Posted on: March 7th, 2017
Amongst the wide array of tools available in the English Courts for intended and actual claimants are what have been described as the law’s two nuclear weapons, freezing injunctions and search orders. Since the seminal case of Chabra, Courts have been willing to grant freezing orders not just against defendants, but against third parties against whom no claim is advanced but who appear to hold assets on behalf of the defendant. Yet in the quarter of a century since Chabra, and until very recently, no case seems to have tried to use the search order jurisdiction in a similar way. The matter of Abela and others v Baadarani (Third Party: Fakih)  EWHC 269 (Ch) – in which PCB Litigation act for the Claimants – has now achieved that.
The background to the case is as follows. In 2009, the Claimants commenced proceedings against Mr Baadarani and another defendant. There then followed a jurisdictional challenge by Mr Baadarani, culminating in what is the leading case regarding alternative service out of the jurisdiction (Abela and others v Baadarani  UKSC 44). Following the Supreme Court’s rejection of Mr Baadarani’s jurisdictional challenge, the matter then proceeded until, in June 2015, judgment was entered against Mr Baadarani in a sum of over US$20 million following his failure to comply with a number of unless orders. As part of enforcement efforts, and having obtained a worldwide freezing order against Mr Baadarani the day before, PCB obtained a number of third party disclosure orders, including against a bank and the Respondents to the Search Order obtained shortly after. In response to the disclosure orders, the bank provided considerably more documents than the Respondents had, and the disclosure that was provided suggested that the Respondents had conspired with Mr Baadarani to backdate an asset statement. This was in fact created in 2015 and backdated to 2013.
As a result, we successfully applied on a without notice basis for a search order against the Respondents for relevant documents in their possession. That application was granted on 21 April 2016 (Abela and others v Baadarani (Third Party: Fakih)  EWHC 971 (Ch)) following our argument that, like Chabra some 25 years earlier, an order could be granted against parties against whom no cause of action was being pursued.

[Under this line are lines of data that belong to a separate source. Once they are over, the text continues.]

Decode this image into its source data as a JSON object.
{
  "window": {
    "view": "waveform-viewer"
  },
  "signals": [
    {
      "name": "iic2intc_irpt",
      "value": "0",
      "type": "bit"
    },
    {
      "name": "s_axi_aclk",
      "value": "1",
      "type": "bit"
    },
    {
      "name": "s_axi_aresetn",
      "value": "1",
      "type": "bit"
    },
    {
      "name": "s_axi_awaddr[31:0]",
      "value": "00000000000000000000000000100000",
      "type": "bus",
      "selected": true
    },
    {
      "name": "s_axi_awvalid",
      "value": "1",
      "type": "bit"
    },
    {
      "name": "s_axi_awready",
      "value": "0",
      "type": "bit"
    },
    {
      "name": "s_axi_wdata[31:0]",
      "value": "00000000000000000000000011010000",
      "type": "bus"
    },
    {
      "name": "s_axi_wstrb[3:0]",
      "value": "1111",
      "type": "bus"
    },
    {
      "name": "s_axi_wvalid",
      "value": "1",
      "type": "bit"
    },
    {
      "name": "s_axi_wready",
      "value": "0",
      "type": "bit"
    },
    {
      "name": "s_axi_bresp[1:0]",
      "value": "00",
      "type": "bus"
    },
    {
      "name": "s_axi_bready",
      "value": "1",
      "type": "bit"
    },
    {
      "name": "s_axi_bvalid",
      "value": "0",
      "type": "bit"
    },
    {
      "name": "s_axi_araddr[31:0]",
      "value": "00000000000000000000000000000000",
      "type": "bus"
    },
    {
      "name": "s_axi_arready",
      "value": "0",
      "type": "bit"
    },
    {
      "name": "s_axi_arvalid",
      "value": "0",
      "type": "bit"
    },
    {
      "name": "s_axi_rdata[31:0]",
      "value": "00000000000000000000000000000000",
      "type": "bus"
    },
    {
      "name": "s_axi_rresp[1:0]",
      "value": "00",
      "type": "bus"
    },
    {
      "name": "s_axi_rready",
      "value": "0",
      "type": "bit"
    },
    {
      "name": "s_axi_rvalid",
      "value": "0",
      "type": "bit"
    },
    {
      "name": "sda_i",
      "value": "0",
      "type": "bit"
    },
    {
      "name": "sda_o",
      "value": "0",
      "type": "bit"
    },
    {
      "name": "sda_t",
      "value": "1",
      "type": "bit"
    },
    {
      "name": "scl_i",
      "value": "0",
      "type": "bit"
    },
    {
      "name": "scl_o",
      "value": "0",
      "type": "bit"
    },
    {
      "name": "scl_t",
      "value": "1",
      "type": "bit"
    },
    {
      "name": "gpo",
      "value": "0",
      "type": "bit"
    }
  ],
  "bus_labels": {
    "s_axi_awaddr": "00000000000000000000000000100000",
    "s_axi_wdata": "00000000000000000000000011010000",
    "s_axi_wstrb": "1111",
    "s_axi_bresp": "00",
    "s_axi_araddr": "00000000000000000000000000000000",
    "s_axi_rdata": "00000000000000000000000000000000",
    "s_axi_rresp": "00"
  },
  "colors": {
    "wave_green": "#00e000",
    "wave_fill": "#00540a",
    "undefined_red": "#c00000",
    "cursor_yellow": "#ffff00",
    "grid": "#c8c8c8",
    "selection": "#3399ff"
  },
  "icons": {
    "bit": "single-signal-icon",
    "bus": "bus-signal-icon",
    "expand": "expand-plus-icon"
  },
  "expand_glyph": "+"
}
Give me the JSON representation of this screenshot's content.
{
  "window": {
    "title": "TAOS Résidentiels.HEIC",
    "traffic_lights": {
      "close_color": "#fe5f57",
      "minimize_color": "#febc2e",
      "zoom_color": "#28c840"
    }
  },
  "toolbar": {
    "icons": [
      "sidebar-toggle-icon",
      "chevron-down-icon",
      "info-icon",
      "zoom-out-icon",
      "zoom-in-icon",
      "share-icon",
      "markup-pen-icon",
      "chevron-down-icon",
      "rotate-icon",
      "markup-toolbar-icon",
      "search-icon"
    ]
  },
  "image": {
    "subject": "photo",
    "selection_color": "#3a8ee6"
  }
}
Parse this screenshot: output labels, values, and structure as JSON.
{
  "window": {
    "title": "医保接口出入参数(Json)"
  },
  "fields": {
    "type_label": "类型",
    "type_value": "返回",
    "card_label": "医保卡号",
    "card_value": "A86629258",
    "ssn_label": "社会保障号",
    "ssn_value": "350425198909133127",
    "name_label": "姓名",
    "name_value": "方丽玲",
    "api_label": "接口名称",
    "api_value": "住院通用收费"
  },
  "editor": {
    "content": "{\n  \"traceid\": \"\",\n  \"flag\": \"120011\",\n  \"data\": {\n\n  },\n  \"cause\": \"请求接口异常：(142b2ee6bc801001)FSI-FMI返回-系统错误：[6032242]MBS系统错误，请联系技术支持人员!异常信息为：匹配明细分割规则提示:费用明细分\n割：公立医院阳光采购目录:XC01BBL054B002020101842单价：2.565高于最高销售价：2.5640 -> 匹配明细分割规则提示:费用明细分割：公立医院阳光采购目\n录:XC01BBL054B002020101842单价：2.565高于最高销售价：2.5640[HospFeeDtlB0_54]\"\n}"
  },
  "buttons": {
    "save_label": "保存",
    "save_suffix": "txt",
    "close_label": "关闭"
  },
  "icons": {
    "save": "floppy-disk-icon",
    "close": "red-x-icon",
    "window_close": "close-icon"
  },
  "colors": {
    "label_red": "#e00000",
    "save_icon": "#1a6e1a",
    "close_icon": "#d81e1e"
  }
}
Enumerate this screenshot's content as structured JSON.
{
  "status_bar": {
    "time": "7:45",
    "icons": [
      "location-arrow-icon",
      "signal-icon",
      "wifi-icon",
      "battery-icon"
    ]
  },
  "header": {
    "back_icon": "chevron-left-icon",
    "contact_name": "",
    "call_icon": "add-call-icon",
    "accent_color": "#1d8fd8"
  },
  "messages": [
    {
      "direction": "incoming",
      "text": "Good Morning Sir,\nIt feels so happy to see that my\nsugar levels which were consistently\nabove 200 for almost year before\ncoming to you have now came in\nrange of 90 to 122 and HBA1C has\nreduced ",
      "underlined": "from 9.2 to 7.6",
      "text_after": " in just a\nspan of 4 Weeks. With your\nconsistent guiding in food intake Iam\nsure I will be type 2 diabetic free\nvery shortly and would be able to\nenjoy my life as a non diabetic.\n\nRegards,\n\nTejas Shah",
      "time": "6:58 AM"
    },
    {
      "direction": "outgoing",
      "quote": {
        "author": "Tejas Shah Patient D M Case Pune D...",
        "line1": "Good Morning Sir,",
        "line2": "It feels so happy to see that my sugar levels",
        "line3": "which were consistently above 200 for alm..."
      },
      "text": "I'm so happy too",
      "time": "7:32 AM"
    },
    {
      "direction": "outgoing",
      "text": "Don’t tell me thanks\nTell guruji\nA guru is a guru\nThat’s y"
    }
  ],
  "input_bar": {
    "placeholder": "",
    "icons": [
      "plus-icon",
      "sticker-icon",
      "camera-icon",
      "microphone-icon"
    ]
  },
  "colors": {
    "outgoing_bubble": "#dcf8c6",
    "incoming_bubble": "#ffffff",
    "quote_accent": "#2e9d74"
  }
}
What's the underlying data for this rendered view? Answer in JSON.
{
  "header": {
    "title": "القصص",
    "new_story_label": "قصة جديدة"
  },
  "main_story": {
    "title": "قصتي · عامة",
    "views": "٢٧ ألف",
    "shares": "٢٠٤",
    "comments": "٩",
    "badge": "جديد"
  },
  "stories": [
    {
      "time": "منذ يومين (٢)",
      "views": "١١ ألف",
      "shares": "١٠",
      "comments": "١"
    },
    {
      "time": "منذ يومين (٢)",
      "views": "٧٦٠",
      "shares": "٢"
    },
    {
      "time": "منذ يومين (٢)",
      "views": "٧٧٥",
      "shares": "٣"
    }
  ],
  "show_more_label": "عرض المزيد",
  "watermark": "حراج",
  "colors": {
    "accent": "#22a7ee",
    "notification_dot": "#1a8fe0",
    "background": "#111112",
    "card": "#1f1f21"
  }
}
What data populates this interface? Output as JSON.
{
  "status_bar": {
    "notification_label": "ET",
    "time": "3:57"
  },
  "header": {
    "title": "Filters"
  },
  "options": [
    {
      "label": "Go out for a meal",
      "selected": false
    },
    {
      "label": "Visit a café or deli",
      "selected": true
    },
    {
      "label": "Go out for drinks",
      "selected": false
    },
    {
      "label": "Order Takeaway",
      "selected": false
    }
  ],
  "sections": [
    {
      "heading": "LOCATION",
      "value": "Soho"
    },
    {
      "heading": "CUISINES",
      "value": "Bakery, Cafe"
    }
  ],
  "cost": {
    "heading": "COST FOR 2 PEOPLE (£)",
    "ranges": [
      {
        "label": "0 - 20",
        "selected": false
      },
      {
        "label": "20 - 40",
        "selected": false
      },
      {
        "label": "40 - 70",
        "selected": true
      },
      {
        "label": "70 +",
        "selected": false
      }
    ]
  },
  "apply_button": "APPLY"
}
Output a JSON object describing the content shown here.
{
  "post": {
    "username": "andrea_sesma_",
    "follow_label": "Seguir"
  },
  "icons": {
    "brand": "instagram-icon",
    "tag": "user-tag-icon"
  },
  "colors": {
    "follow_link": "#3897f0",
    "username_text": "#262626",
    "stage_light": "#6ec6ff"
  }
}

At a hearing in February 2017, we successfully resisted the Respondents’ attempts to challenge the Court’s jurisdiction to grant the relief obtained by the Claimants.
The Court’s decision is to be welcomed as confirming the existence of yet another tool in the litigator’s armoury.
Trevor Mascarenhas and Jon Felce act for the Claimants in this matter.